> **Records for this exercise**:
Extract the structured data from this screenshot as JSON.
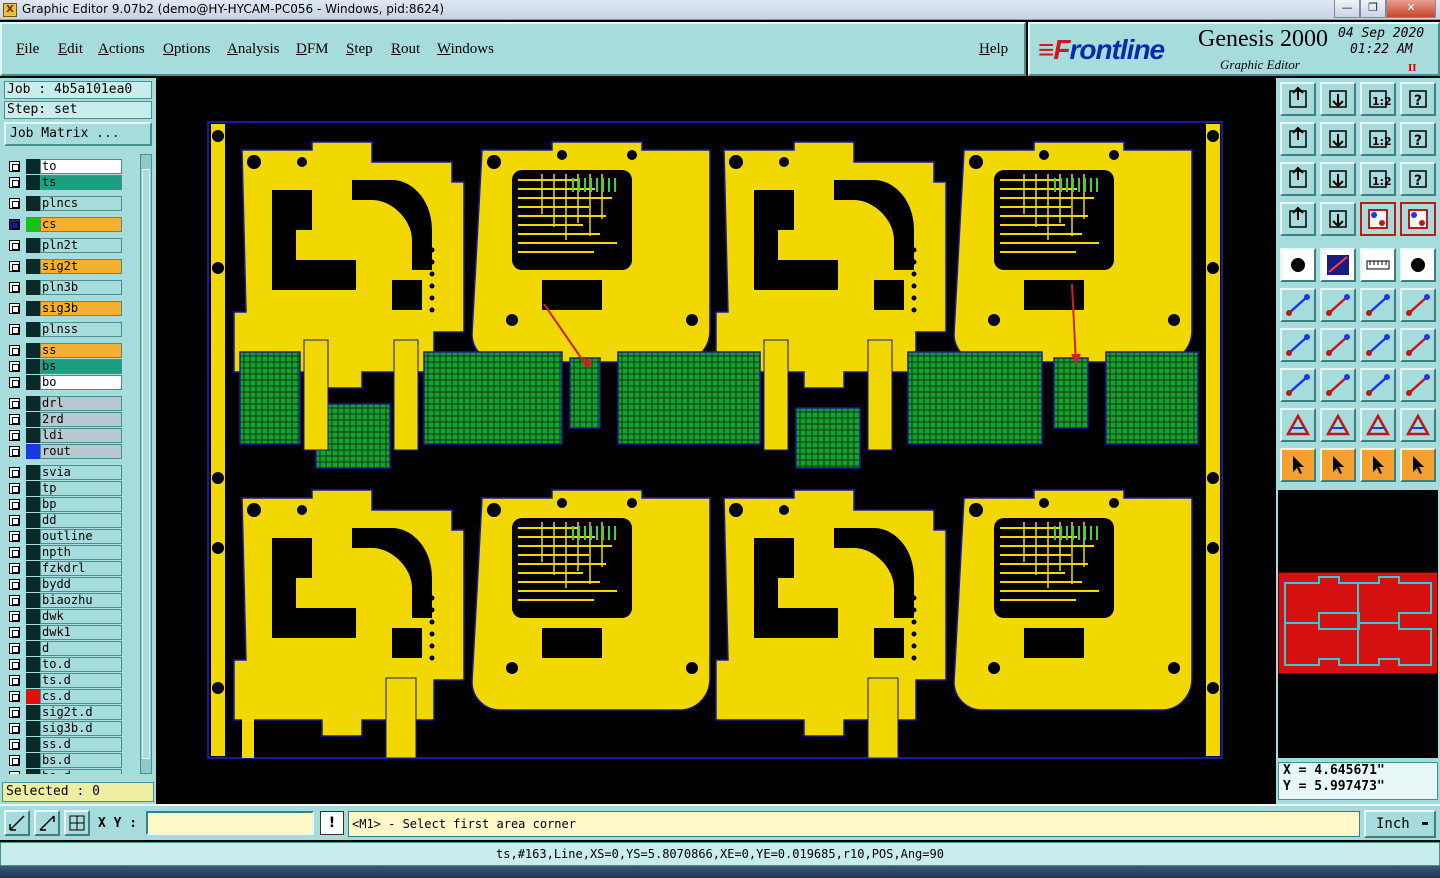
{
  "window": {
    "title": "Graphic Editor 9.07b2 (demo@HY-HYCAM-PC056 - Windows, pid:8624)",
    "min_glyph": "—",
    "max_glyph": "❐",
    "close_glyph": "✕"
  },
  "menu": {
    "items": [
      "File",
      "Edit",
      "Actions",
      "Options",
      "Analysis",
      "DFM",
      "Step",
      "Rout",
      "Windows"
    ],
    "help": "Help"
  },
  "brand": {
    "logo_f": "≡F",
    "logo_rest": "rontline",
    "product": "Genesis 2000",
    "subtitle": "Graphic Editor",
    "date": "04 Sep 2020",
    "time": "01:22 AM",
    "rec": "II"
  },
  "left_panel": {
    "job": "Job : 4b5a101ea0",
    "step": "Step: set",
    "job_matrix": "Job Matrix ...",
    "layers": [
      {
        "name": "to",
        "color": "#ffffff"
      },
      {
        "name": "ts",
        "color": "#1aa080"
      },
      {
        "name": "plncs",
        "color": "#a7dcdc"
      },
      {
        "name": "cs",
        "color": "#f4b030",
        "active": true
      },
      {
        "name": "pln2t",
        "color": "#a7dcdc"
      },
      {
        "name": "sig2t",
        "color": "#f4b030"
      },
      {
        "name": "pln3b",
        "color": "#a7dcdc"
      },
      {
        "name": "sig3b",
        "color": "#f4b030"
      },
      {
        "name": "plnss",
        "color": "#a7dcdc"
      },
      {
        "name": "ss",
        "color": "#f4b030"
      },
      {
        "name": "bs",
        "color": "#1aa080"
      },
      {
        "name": "bo",
        "color": "#ffffff"
      },
      {
        "name": "drl",
        "color": "#b8c8d0"
      },
      {
        "name": "2rd",
        "color": "#b8c8d0"
      },
      {
        "name": "ldi",
        "color": "#b8c8d0"
      },
      {
        "name": "rout",
        "color": "#b8c8d0"
      },
      {
        "name": "svia",
        "color": "#a7dcdc"
      },
      {
        "name": "tp",
        "color": "#a7dcdc"
      },
      {
        "name": "bp",
        "color": "#a7dcdc"
      },
      {
        "name": "dd",
        "color": "#a7dcdc"
      },
      {
        "name": "outline",
        "color": "#a7dcdc"
      },
      {
        "name": "npth",
        "color": "#a7dcdc"
      },
      {
        "name": "fzkdrl",
        "color": "#a7dcdc"
      },
      {
        "name": "bydd",
        "color": "#a7dcdc"
      },
      {
        "name": "biaozhu",
        "color": "#a7dcdc"
      },
      {
        "name": "dwk",
        "color": "#a7dcdc"
      },
      {
        "name": "dwk1",
        "color": "#a7dcdc"
      },
      {
        "name": "d",
        "color": "#a7dcdc"
      },
      {
        "name": "to.d",
        "color": "#a7dcdc"
      },
      {
        "name": "ts.d",
        "color": "#a7dcdc"
      },
      {
        "name": "cs.d",
        "color": "#a7dcdc"
      },
      {
        "name": "sig2t.d",
        "color": "#a7dcdc"
      },
      {
        "name": "sig3b.d",
        "color": "#a7dcdc"
      },
      {
        "name": "ss.d",
        "color": "#a7dcdc"
      },
      {
        "name": "bs.d",
        "color": "#a7dcdc"
      },
      {
        "name": "bo.d",
        "color": "#a7dcdc"
      }
    ],
    "selected": "Selected : 0"
  },
  "colors": {
    "board_yellow": "#f0d800",
    "outline_blue": "#1a1aa0",
    "grid_green": "#18a030",
    "trace_dark": "#000000"
  },
  "coords": {
    "x": "X = 4.645671\"",
    "y": "Y = 5.997473\""
  },
  "bottom": {
    "xy_label": "X Y :",
    "xy_value": "",
    "bang": "!",
    "prompt": "<M1> - Select first area corner",
    "units": "Inch",
    "units_arrow": "▬"
  },
  "status": "ts,#163,Line,XS=0,YS=5.8070866,XE=0,YE=0.019685,r10,POS,Ang=90"
}
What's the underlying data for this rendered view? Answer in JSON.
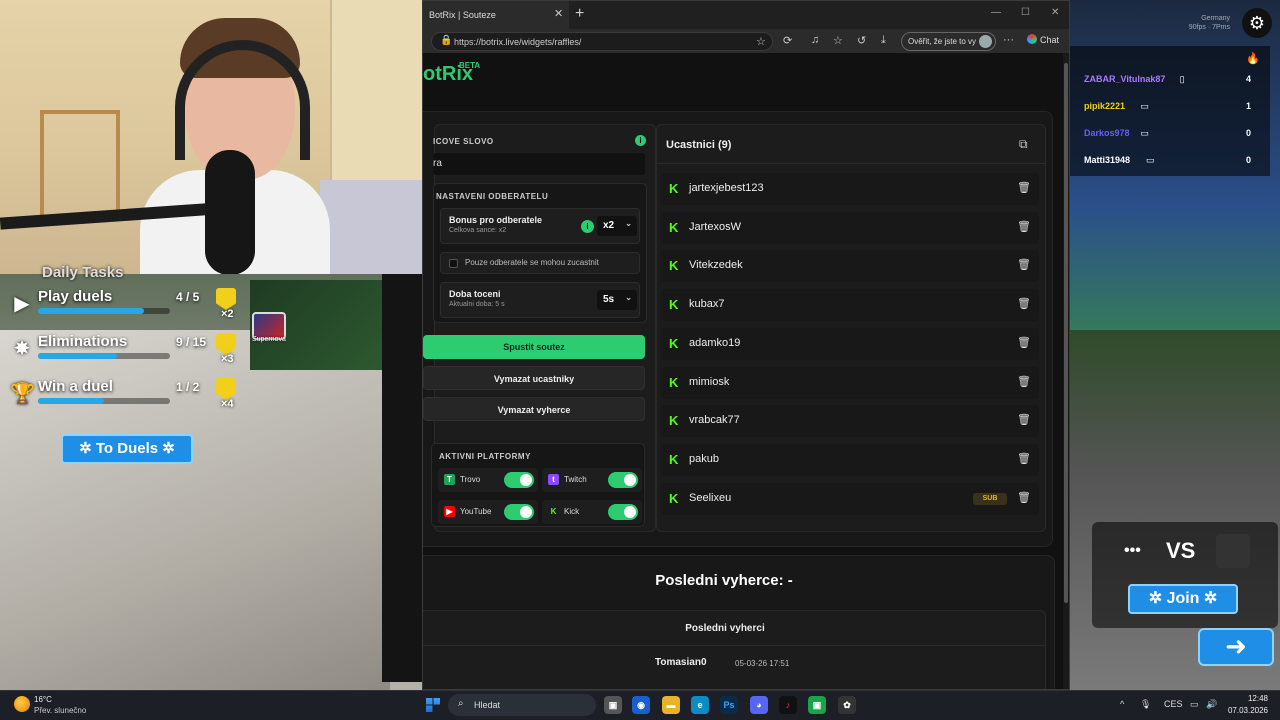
{
  "browser": {
    "tab_title": "BotRix | Souteze",
    "url": "https://botrix.live/widgets/raffles/",
    "verify_label": "Ověřit, že jste to vy",
    "chat_label": "Chat"
  },
  "botrix": {
    "logo": "otRix",
    "logo_badge": "BETA",
    "keyword_label": "ICOVE SLOVO",
    "keyword_value": "ra",
    "subscriber_section_title": "NASTAVENI ODBERATELU",
    "bonus_title": "Bonus pro odberatele",
    "bonus_subtitle": "Celkova sance: x2",
    "bonus_value": "x2",
    "subs_only_label": "Pouze odberatele se mohou zucastnit",
    "spin_title": "Doba toceni",
    "spin_subtitle": "Aktualni doba: 5 s",
    "spin_value": "5s",
    "start_button": "Spustit soutez",
    "clear_participants_button": "Vymazat ucastniky",
    "clear_winners_button": "Vymazat vyherce",
    "platforms_title": "AKTIVNI PLATFORMY",
    "platforms": [
      {
        "name": "Trovo",
        "enabled": true,
        "color": "#1fa35a"
      },
      {
        "name": "Twitch",
        "enabled": true,
        "color": "#9146ff"
      },
      {
        "name": "YouTube",
        "enabled": true,
        "color": "#ff0000"
      },
      {
        "name": "Kick",
        "enabled": true,
        "color": "#53fc18"
      }
    ],
    "participants_title": "Ucastnici (9)",
    "participants": [
      {
        "name": "jartexjebest123",
        "badge": ""
      },
      {
        "name": "JartexosW",
        "badge": ""
      },
      {
        "name": "Vitekzedek",
        "badge": ""
      },
      {
        "name": "kubax7",
        "badge": ""
      },
      {
        "name": "adamko19",
        "badge": ""
      },
      {
        "name": "mimiosk",
        "badge": ""
      },
      {
        "name": "vrabcak77",
        "badge": ""
      },
      {
        "name": "pakub",
        "badge": ""
      },
      {
        "name": "Seelixeu",
        "badge": "SUB"
      }
    ],
    "last_winner_heading": "Posledni vyherce: -",
    "last_winners_title": "Posledni vyherci",
    "last_winners": [
      {
        "name": "Tomasian0",
        "date": "05-03-26 17:51"
      }
    ]
  },
  "game": {
    "tasks_title": "Daily Tasks",
    "tasks": [
      {
        "name": "Play duels",
        "count": "4 / 5",
        "progress": 0.8,
        "mult": "×2",
        "icon": "play-icon"
      },
      {
        "name": "Eliminations",
        "count": "9 / 15",
        "progress": 0.6,
        "mult": "×3",
        "icon": "eliminations-icon"
      },
      {
        "name": "Win a duel",
        "count": "1 / 2",
        "progress": 0.5,
        "mult": "×4",
        "icon": "trophy-icon"
      }
    ],
    "badge_label": "Supernova",
    "to_duels_button": "To Duels",
    "server_region": "Germany",
    "server_stats": "90fps · 7Pms",
    "leaderboard": [
      {
        "name": "ZABAR_Vitulnak87",
        "score": "4",
        "color": "#a77bff",
        "device": "mobile"
      },
      {
        "name": "pipik2221",
        "score": "1",
        "color": "#f2cf1a",
        "device": "pc"
      },
      {
        "name": "Darkos978",
        "score": "0",
        "color": "#6c5cff",
        "device": "pc"
      },
      {
        "name": "Matti31948",
        "score": "0",
        "color": "#ffffff",
        "device": "pc"
      }
    ],
    "vs_label": "VS",
    "join_button": "Join"
  },
  "taskbar": {
    "temperature": "16°C",
    "weather": "Přev. slunečno",
    "search_placeholder": "Hledat",
    "language": "CES",
    "time": "12:48",
    "date": "07.03.2026"
  }
}
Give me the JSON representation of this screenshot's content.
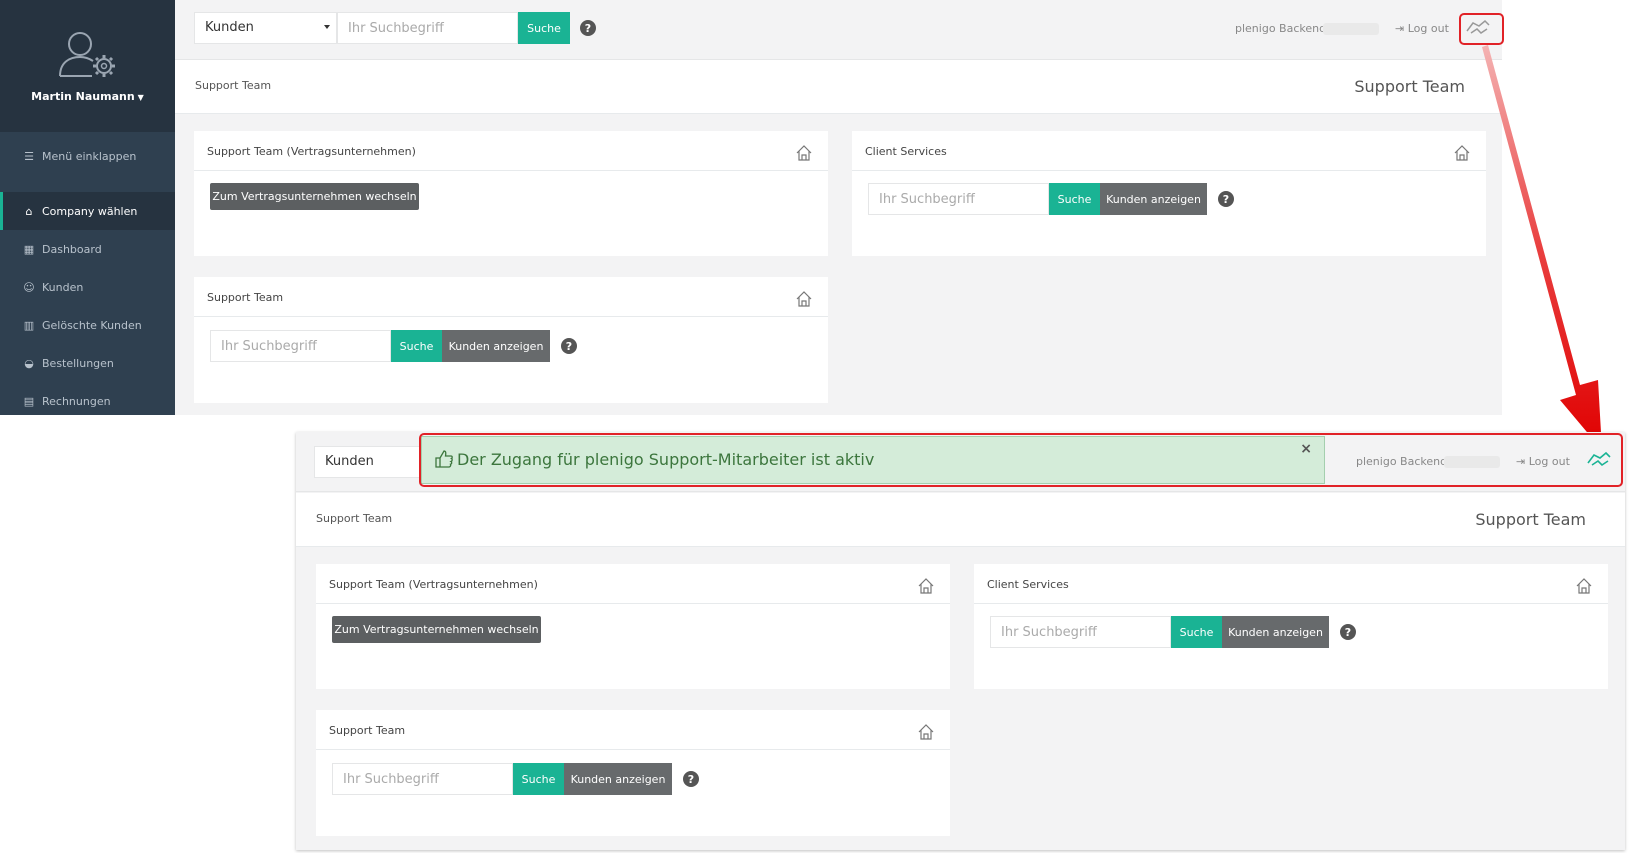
{
  "sidebar": {
    "user_name": "Martin Naumann",
    "items": [
      {
        "label": "Menü einklappen",
        "icon": "hamburger-icon"
      },
      {
        "label": "Company wählen",
        "icon": "home-icon"
      },
      {
        "label": "Dashboard",
        "icon": "grid-icon"
      },
      {
        "label": "Kunden",
        "icon": "user-icon"
      },
      {
        "label": "Gelöschte Kunden",
        "icon": "trash-icon"
      },
      {
        "label": "Bestellungen",
        "icon": "basket-icon"
      },
      {
        "label": "Rechnungen",
        "icon": "document-icon"
      }
    ]
  },
  "topbar": {
    "select_value": "Kunden",
    "search_placeholder": "Ihr Suchbegriff",
    "search_button": "Suche",
    "backend_label": "plenigo Backend",
    "logout_label": "Log out"
  },
  "page": {
    "breadcrumb": "Support Team",
    "title": "Support Team"
  },
  "boxes": {
    "contract": {
      "title": "Support Team (Vertragsunternehmen)",
      "button": "Zum Vertragsunternehmen wechseln"
    },
    "client_services": {
      "title": "Client Services",
      "placeholder": "Ihr Suchbegriff",
      "search": "Suche",
      "show": "Kunden anzeigen"
    },
    "support_team": {
      "title": "Support Team",
      "placeholder": "Ihr Suchbegriff",
      "search": "Suche",
      "show": "Kunden anzeigen"
    }
  },
  "alert": {
    "text": "Der Zugang für plenigo Support-Mitarbeiter ist aktiv",
    "close": "×"
  },
  "colors": {
    "accent": "#1ab394",
    "sidebar": "#2f4050",
    "annotation": "#e12227",
    "alert_bg": "#d4ecd9"
  }
}
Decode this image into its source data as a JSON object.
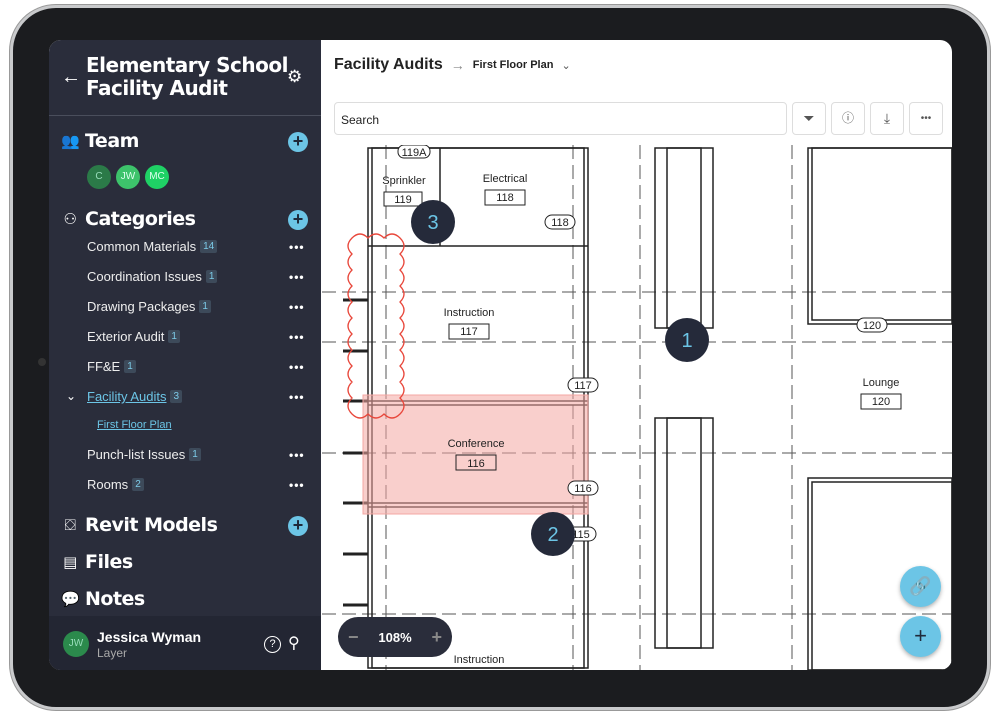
{
  "sidebar": {
    "title_line1": "Elementary School",
    "title_line2": "Facility Audit",
    "team": {
      "label": "Team",
      "members": [
        "C",
        "JW",
        "MC"
      ]
    },
    "categories": {
      "label": "Categories",
      "items": [
        {
          "label": "Common Materials",
          "count": "14"
        },
        {
          "label": "Coordination Issues",
          "count": "1"
        },
        {
          "label": "Drawing Packages",
          "count": "1"
        },
        {
          "label": "Exterior Audit",
          "count": "1"
        },
        {
          "label": "FF&E",
          "count": "1"
        },
        {
          "label": "Facility Audits",
          "count": "3",
          "expanded": true,
          "sub": "First Floor Plan"
        },
        {
          "label": "Punch-list Issues",
          "count": "1"
        },
        {
          "label": "Rooms",
          "count": "2"
        }
      ]
    },
    "revit": "Revit Models",
    "files": "Files",
    "notes": "Notes",
    "user": {
      "initials": "JW",
      "name": "Jessica Wyman",
      "role": "Layer"
    }
  },
  "header": {
    "title": "Facility Audits",
    "arrow": "→",
    "sheet": "First Floor Plan"
  },
  "search": {
    "placeholder": "Search"
  },
  "toolbar": {
    "more": "•••"
  },
  "plan": {
    "rooms": [
      {
        "name": "Sprinkler",
        "num": "119"
      },
      {
        "name": "Electrical",
        "num": "118"
      },
      {
        "name": "Instruction",
        "num": "117"
      },
      {
        "name": "Conference",
        "num": "116"
      },
      {
        "name": "Lounge",
        "num": "120"
      },
      {
        "name": "Instruction"
      }
    ],
    "tags": [
      "119A",
      "118",
      "117",
      "116",
      "115",
      "120"
    ],
    "pins": [
      "3",
      "1",
      "2"
    ]
  },
  "zoom": {
    "minus": "−",
    "value": "108%",
    "plus": "+"
  },
  "colors": {
    "accent": "#6cc5e6",
    "sidebar": "#2a2d3b",
    "highlight": "#f4a7a3",
    "markup": "#e8473b"
  }
}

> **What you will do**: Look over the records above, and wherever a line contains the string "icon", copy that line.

> **Task result**:
        "icon": "play-icon"
        "icon": "eliminations-icon"
        "icon": "trophy-icon"
        "icon": "hamburger-icon"
        "icon": "home-icon"
        "icon": "grid-icon"
        "icon": "user-icon"
        "icon": "trash-icon"
        "icon": "basket-icon"
        "icon": "document-icon"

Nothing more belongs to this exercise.